RECORDS FOR PROCESSING:
◆ ◆ ◆

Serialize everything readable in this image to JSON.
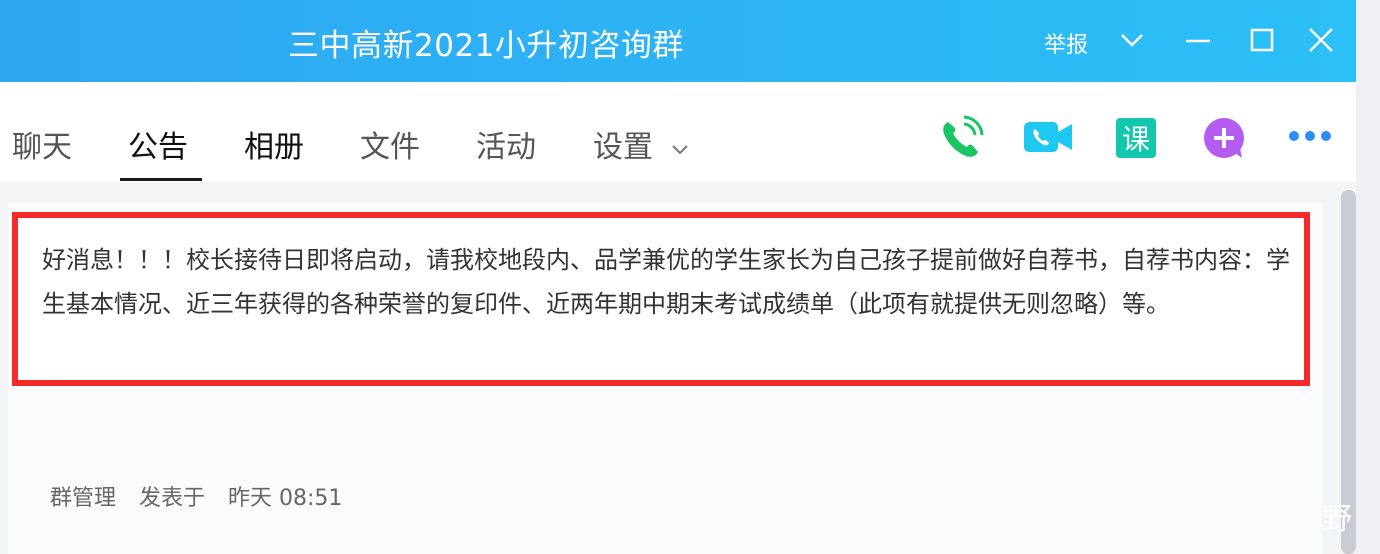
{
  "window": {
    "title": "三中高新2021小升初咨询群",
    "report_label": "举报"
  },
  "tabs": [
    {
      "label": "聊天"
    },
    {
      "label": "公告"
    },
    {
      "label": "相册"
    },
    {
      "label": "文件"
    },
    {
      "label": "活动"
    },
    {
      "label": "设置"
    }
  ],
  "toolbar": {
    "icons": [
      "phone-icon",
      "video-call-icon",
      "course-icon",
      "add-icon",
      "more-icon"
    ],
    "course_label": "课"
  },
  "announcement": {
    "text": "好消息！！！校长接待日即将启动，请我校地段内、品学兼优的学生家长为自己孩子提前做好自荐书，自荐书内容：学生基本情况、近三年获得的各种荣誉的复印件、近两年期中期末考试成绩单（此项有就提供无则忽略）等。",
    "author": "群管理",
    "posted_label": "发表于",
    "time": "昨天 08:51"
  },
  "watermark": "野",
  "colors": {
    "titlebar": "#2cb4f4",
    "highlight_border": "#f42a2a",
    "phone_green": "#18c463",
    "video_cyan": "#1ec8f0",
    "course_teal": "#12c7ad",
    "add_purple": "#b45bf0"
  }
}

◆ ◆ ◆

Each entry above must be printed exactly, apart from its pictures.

Serialize everything readable in this image to JSON.
{
  "window": {
    "title": "三中高新2021小升初咨询群",
    "report_label": "举报"
  },
  "tabs": [
    {
      "label": "聊天"
    },
    {
      "label": "公告"
    },
    {
      "label": "相册"
    },
    {
      "label": "文件"
    },
    {
      "label": "活动"
    },
    {
      "label": "设置"
    }
  ],
  "toolbar": {
    "icons": [
      "phone-icon",
      "video-call-icon",
      "course-icon",
      "add-icon",
      "more-icon"
    ],
    "course_label": "课"
  },
  "announcement": {
    "text": "好消息！！！校长接待日即将启动，请我校地段内、品学兼优的学生家长为自己孩子提前做好自荐书，自荐书内容：学生基本情况、近三年获得的各种荣誉的复印件、近两年期中期末考试成绩单（此项有就提供无则忽略）等。",
    "author": "群管理",
    "posted_label": "发表于",
    "time": "昨天 08:51"
  },
  "watermark": "野",
  "colors": {
    "titlebar": "#2cb4f4",
    "highlight_border": "#f42a2a",
    "phone_green": "#18c463",
    "video_cyan": "#1ec8f0",
    "course_teal": "#12c7ad",
    "add_purple": "#b45bf0"
  }
}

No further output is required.